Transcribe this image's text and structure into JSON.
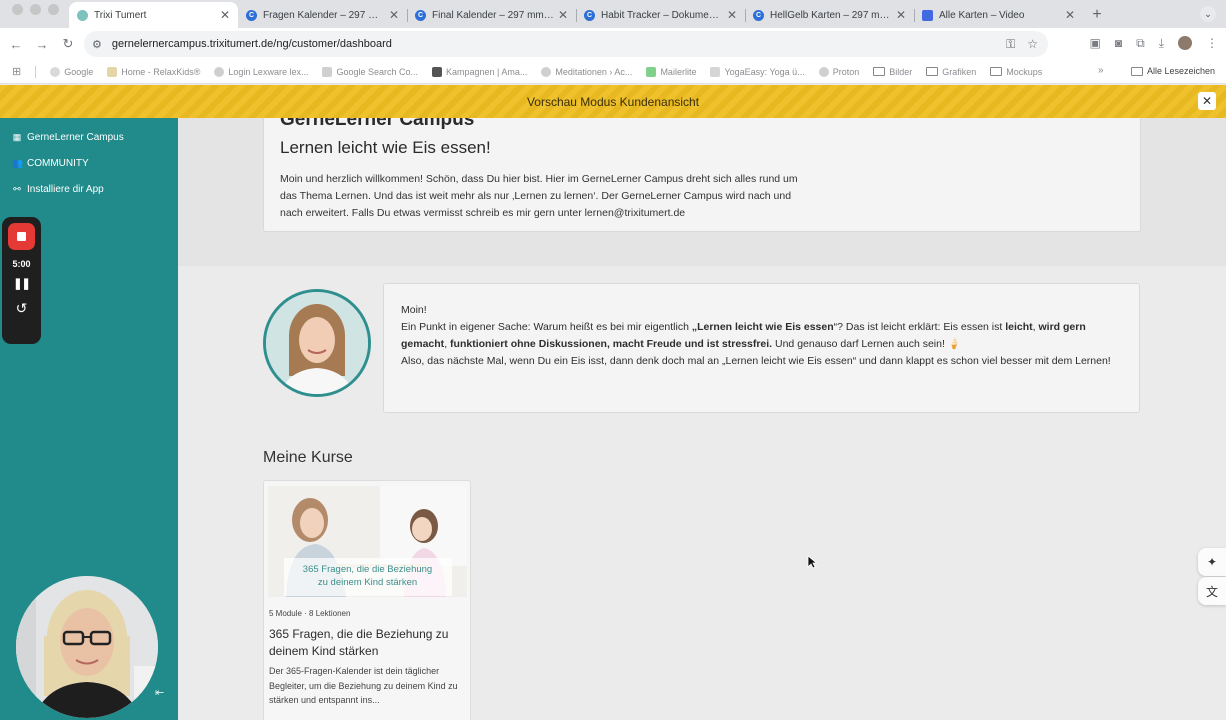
{
  "browser": {
    "tabs": [
      {
        "title": "Trixi Tumert",
        "icon": "trixi-favicon",
        "active": true
      },
      {
        "title": "Fragen Kalender – 297 mm ×",
        "icon": "canva-favicon",
        "active": false
      },
      {
        "title": "Final Kalender – 297 mm × 2",
        "icon": "canva-favicon",
        "active": false
      },
      {
        "title": "Habit Tracker – Dokument (A",
        "icon": "canva-favicon",
        "active": false
      },
      {
        "title": "HellGelb Karten – 297 mm ×",
        "icon": "canva-favicon",
        "active": false
      },
      {
        "title": "Alle Karten – Video",
        "icon": "video-favicon",
        "active": false
      }
    ],
    "url": "gernelernercampus.trixitumert.de/ng/customer/dashboard",
    "bookmarks": [
      "Google",
      "Home - RelaxKids®",
      "Login Lexware lex...",
      "Google Search Co...",
      "Kampagnen | Ama...",
      "Meditationen › Ac...",
      "Mailerlite",
      "YogaEasy: Yoga ü...",
      "Proton",
      "Bilder",
      "Grafiken",
      "Mockups"
    ],
    "bookmarks_all": "Alle Lesezeichen"
  },
  "banner": {
    "text": "Vorschau Modus Kundenansicht"
  },
  "sidebar": {
    "items": [
      {
        "label": "GerneLerner Campus",
        "icon": "grid-icon"
      },
      {
        "label": "COMMUNITY",
        "icon": "users-icon"
      },
      {
        "label": "Installiere dir App",
        "icon": "link-icon"
      }
    ]
  },
  "recorder": {
    "time": "5:00"
  },
  "welcome": {
    "title": "GerneLerner Campus",
    "slogan": "Lernen leicht wie Eis essen!",
    "lines": [
      "Moin und herzlich willkommen!  Schön, dass Du hier bist. Hier im GerneLerner Campus dreht sich alles rund um",
      "das Thema Lernen. Und das ist weit mehr als nur ‚Lernen zu lernen‘. Der GerneLerner Campus wird nach und",
      "nach erweitert.  Falls Du etwas vermisst schreib es mir gern unter lernen@trixitumert.de"
    ]
  },
  "info": {
    "greeting": "Moin!",
    "p1_a": "Ein Punkt in eigener Sache: Warum heißt es bei mir eigentlich ",
    "p1_bold1": "„Lernen leicht wie Eis essen",
    "p1_b": "“? Das ist leicht erklärt: Eis essen ist ",
    "p1_bold2": "leicht",
    "p1_c": ", ",
    "p1_bold3": "wird gern gemacht",
    "p1_d": ", ",
    "p1_bold4": "funktioniert ohne Diskussionen, macht Freude und ist stressfrei.",
    "p1_e": " Und genauso darf Lernen auch sein! 🍦",
    "p2": "Also, das nächste Mal, wenn Du ein Eis isst, dann denk doch mal an „Lernen leicht wie Eis essen“ und dann klappt es schon viel besser mit dem Lernen!"
  },
  "courses": {
    "heading": "Meine Kurse",
    "items": [
      {
        "thumb_caption_1": "365 Fragen, die die Beziehung",
        "thumb_caption_2": "zu deinem Kind stärken",
        "modules": "5 Module",
        "lessons": "8 Lektionen",
        "title": "365 Fragen, die die Beziehung zu deinem Kind stärken",
        "description": "Der 365-Fragen-Kalender ist dein täglicher Begleiter, um die Beziehung zu deinem Kind zu stärken und entspannt ins..."
      }
    ]
  },
  "colors": {
    "sidebar": "#218a8a",
    "banner": "#efc12d",
    "accent": "#2f8f8f"
  }
}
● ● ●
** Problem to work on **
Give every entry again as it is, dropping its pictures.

** Completed exercise **
Transcribe this image's text and structure into JSON.
{
  "browser": {
    "tabs": [
      {
        "title": "Trixi Tumert",
        "icon": "trixi-favicon",
        "active": true
      },
      {
        "title": "Fragen Kalender – 297 mm ×",
        "icon": "canva-favicon",
        "active": false
      },
      {
        "title": "Final Kalender – 297 mm × 2",
        "icon": "canva-favicon",
        "active": false
      },
      {
        "title": "Habit Tracker – Dokument (A",
        "icon": "canva-favicon",
        "active": false
      },
      {
        "title": "HellGelb Karten – 297 mm ×",
        "icon": "canva-favicon",
        "active": false
      },
      {
        "title": "Alle Karten – Video",
        "icon": "video-favicon",
        "active": false
      }
    ],
    "url": "gernelernercampus.trixitumert.de/ng/customer/dashboard",
    "bookmarks": [
      "Google",
      "Home - RelaxKids®",
      "Login Lexware lex...",
      "Google Search Co...",
      "Kampagnen | Ama...",
      "Meditationen › Ac...",
      "Mailerlite",
      "YogaEasy: Yoga ü...",
      "Proton",
      "Bilder",
      "Grafiken",
      "Mockups"
    ],
    "bookmarks_all": "Alle Lesezeichen"
  },
  "banner": {
    "text": "Vorschau Modus Kundenansicht"
  },
  "sidebar": {
    "items": [
      {
        "label": "GerneLerner Campus",
        "icon": "grid-icon"
      },
      {
        "label": "COMMUNITY",
        "icon": "users-icon"
      },
      {
        "label": "Installiere dir App",
        "icon": "link-icon"
      }
    ]
  },
  "recorder": {
    "time": "5:00"
  },
  "welcome": {
    "title": "GerneLerner Campus",
    "slogan": "Lernen leicht wie Eis essen!",
    "lines": [
      "Moin und herzlich willkommen!  Schön, dass Du hier bist. Hier im GerneLerner Campus dreht sich alles rund um",
      "das Thema Lernen. Und das ist weit mehr als nur ‚Lernen zu lernen‘. Der GerneLerner Campus wird nach und",
      "nach erweitert.  Falls Du etwas vermisst schreib es mir gern unter lernen@trixitumert.de"
    ]
  },
  "info": {
    "greeting": "Moin!",
    "p1_a": "Ein Punkt in eigener Sache: Warum heißt es bei mir eigentlich ",
    "p1_bold1": "„Lernen leicht wie Eis essen",
    "p1_b": "“? Das ist leicht erklärt: Eis essen ist ",
    "p1_bold2": "leicht",
    "p1_c": ", ",
    "p1_bold3": "wird gern gemacht",
    "p1_d": ", ",
    "p1_bold4": "funktioniert ohne Diskussionen, macht Freude und ist stressfrei.",
    "p1_e": " Und genauso darf Lernen auch sein! 🍦",
    "p2": "Also, das nächste Mal, wenn Du ein Eis isst, dann denk doch mal an „Lernen leicht wie Eis essen“ und dann klappt es schon viel besser mit dem Lernen!"
  },
  "courses": {
    "heading": "Meine Kurse",
    "items": [
      {
        "thumb_caption_1": "365 Fragen, die die Beziehung",
        "thumb_caption_2": "zu deinem Kind stärken",
        "modules": "5 Module",
        "lessons": "8 Lektionen",
        "title": "365 Fragen, die die Beziehung zu deinem Kind stärken",
        "description": "Der 365-Fragen-Kalender ist dein täglicher Begleiter, um die Beziehung zu deinem Kind zu stärken und entspannt ins..."
      }
    ]
  },
  "colors": {
    "sidebar": "#218a8a",
    "banner": "#efc12d",
    "accent": "#2f8f8f"
  }
}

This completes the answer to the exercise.